··· DATA SHOWN ···
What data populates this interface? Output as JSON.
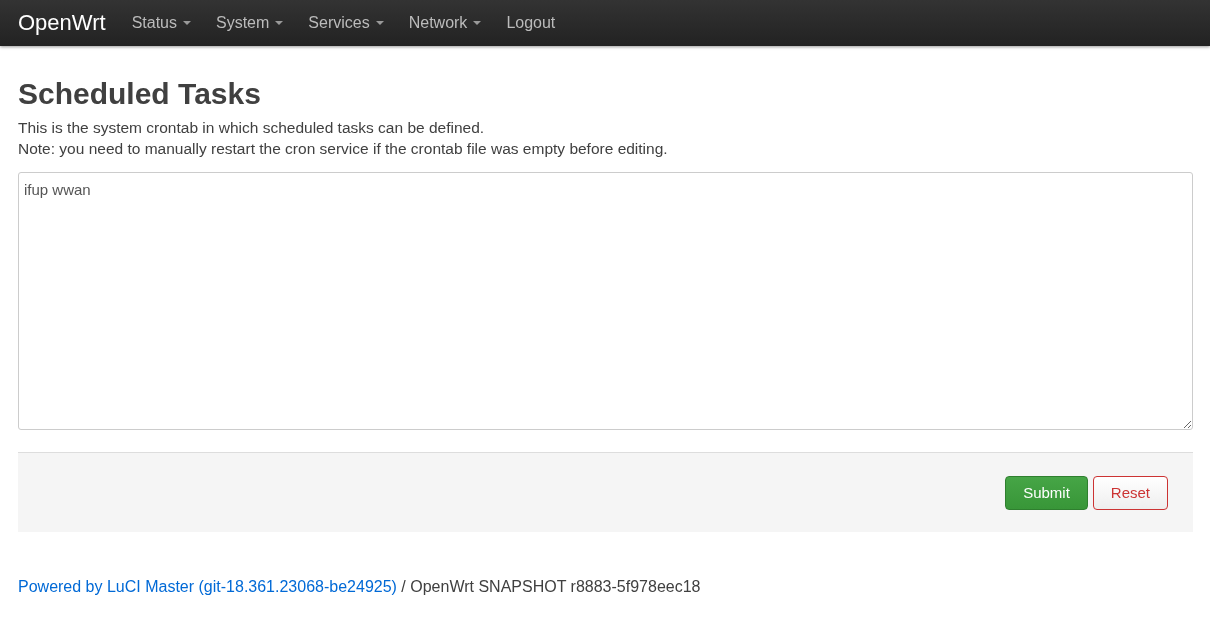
{
  "navbar": {
    "brand": "OpenWrt",
    "items": [
      {
        "label": "Status",
        "dropdown": true
      },
      {
        "label": "System",
        "dropdown": true
      },
      {
        "label": "Services",
        "dropdown": true
      },
      {
        "label": "Network",
        "dropdown": true
      },
      {
        "label": "Logout",
        "dropdown": false
      }
    ]
  },
  "page": {
    "title": "Scheduled Tasks",
    "description": [
      "This is the system crontab in which scheduled tasks can be defined.",
      "Note: you need to manually restart the cron service if the crontab file was empty before editing."
    ]
  },
  "editor": {
    "value": "ifup wwan"
  },
  "actions": {
    "buttons": [
      {
        "label": "Submit",
        "kind": "primary"
      },
      {
        "label": "Reset",
        "kind": "reset"
      }
    ]
  },
  "footer": {
    "link": "Powered by LuCI Master (git-18.361.23068-be24925)",
    "text": " / OpenWrt SNAPSHOT r8883-5f978eec18"
  }
}
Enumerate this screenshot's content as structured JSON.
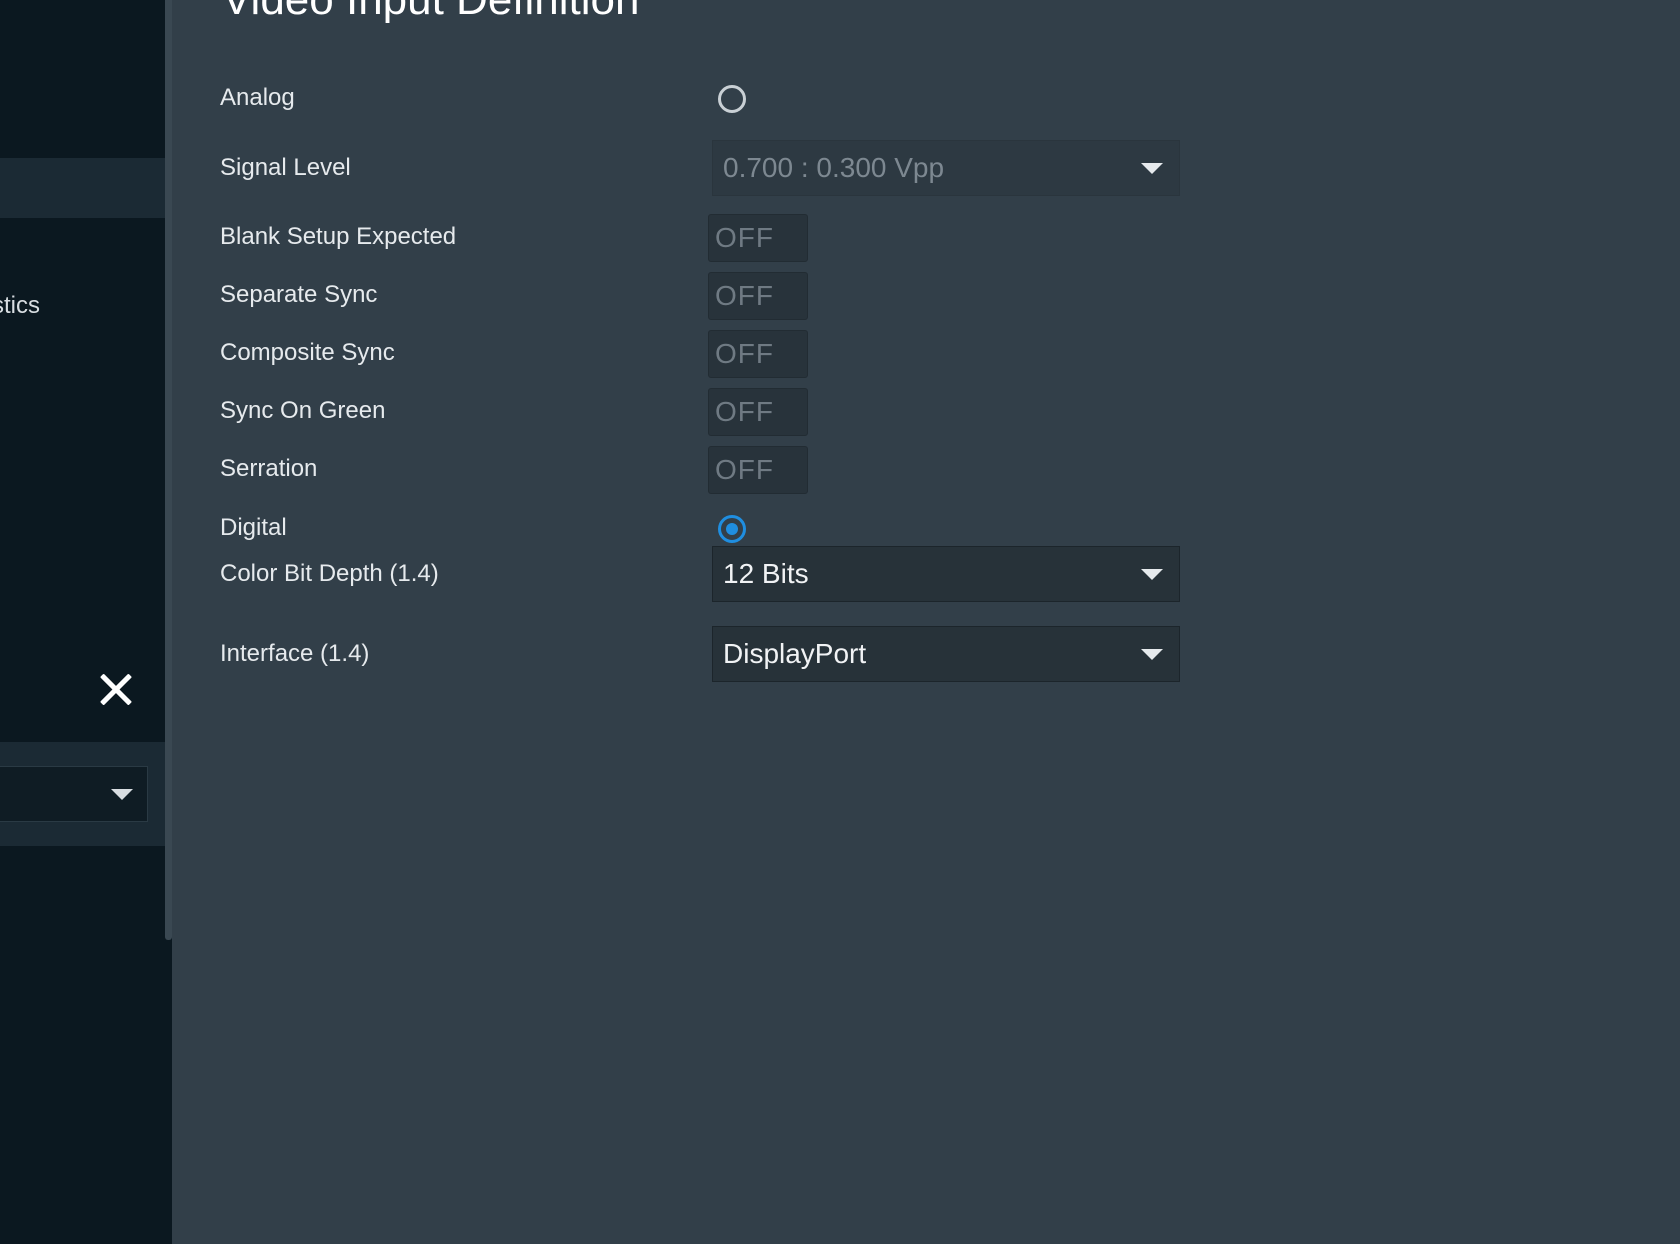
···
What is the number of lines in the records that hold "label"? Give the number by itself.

● **ANSWER BELOW**:
7